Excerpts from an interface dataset

▽

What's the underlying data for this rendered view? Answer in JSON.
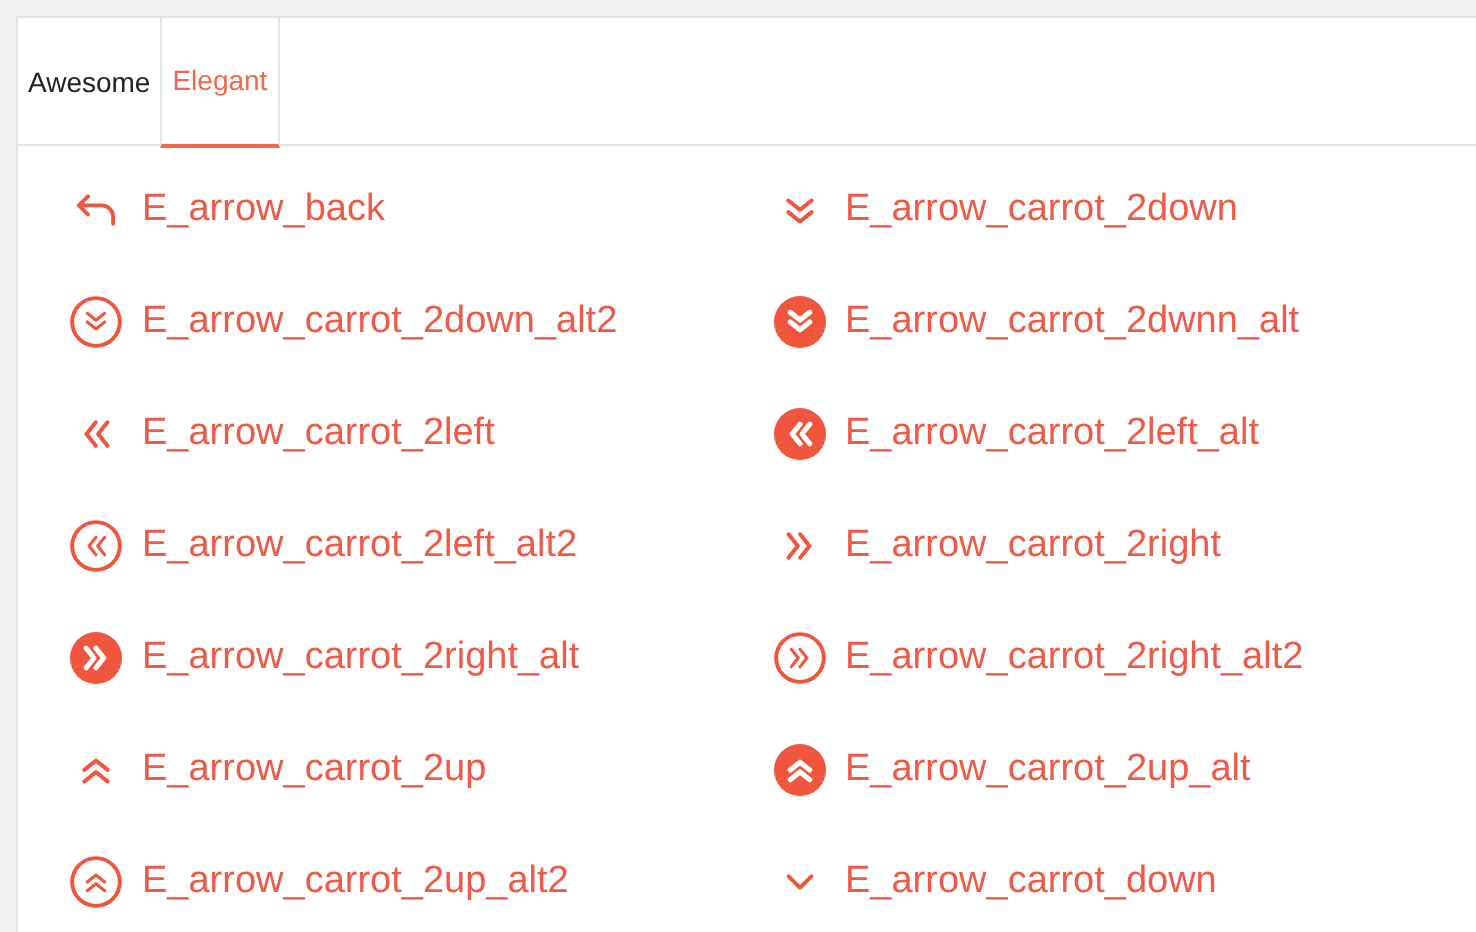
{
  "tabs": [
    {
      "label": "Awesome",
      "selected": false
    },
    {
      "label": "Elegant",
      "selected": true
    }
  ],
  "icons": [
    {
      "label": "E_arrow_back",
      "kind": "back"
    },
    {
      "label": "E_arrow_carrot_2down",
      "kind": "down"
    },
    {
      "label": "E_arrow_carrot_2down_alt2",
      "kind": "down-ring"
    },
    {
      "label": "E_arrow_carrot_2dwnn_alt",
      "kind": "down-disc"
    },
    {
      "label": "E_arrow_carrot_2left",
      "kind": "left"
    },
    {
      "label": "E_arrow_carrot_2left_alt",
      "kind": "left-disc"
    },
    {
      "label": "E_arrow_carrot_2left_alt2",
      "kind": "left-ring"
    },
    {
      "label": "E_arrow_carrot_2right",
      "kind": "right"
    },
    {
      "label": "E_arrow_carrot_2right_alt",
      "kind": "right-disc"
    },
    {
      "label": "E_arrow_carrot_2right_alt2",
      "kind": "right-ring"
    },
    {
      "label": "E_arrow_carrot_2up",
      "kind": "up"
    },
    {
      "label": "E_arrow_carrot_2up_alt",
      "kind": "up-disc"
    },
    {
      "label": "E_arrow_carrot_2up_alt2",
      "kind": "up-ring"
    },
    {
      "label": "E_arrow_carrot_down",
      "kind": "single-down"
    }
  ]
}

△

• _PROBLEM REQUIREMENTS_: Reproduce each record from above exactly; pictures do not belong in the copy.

• _OUTPUT OF THE TASK_:
What's the underlying data for this rendered view? Answer in JSON.
{
  "tabs": [
    {
      "label": "Awesome",
      "selected": false
    },
    {
      "label": "Elegant",
      "selected": true
    }
  ],
  "icons": [
    {
      "label": "E_arrow_back",
      "kind": "back"
    },
    {
      "label": "E_arrow_carrot_2down",
      "kind": "down"
    },
    {
      "label": "E_arrow_carrot_2down_alt2",
      "kind": "down-ring"
    },
    {
      "label": "E_arrow_carrot_2dwnn_alt",
      "kind": "down-disc"
    },
    {
      "label": "E_arrow_carrot_2left",
      "kind": "left"
    },
    {
      "label": "E_arrow_carrot_2left_alt",
      "kind": "left-disc"
    },
    {
      "label": "E_arrow_carrot_2left_alt2",
      "kind": "left-ring"
    },
    {
      "label": "E_arrow_carrot_2right",
      "kind": "right"
    },
    {
      "label": "E_arrow_carrot_2right_alt",
      "kind": "right-disc"
    },
    {
      "label": "E_arrow_carrot_2right_alt2",
      "kind": "right-ring"
    },
    {
      "label": "E_arrow_carrot_2up",
      "kind": "up"
    },
    {
      "label": "E_arrow_carrot_2up_alt",
      "kind": "up-disc"
    },
    {
      "label": "E_arrow_carrot_2up_alt2",
      "kind": "up-ring"
    },
    {
      "label": "E_arrow_carrot_down",
      "kind": "single-down"
    }
  ]
}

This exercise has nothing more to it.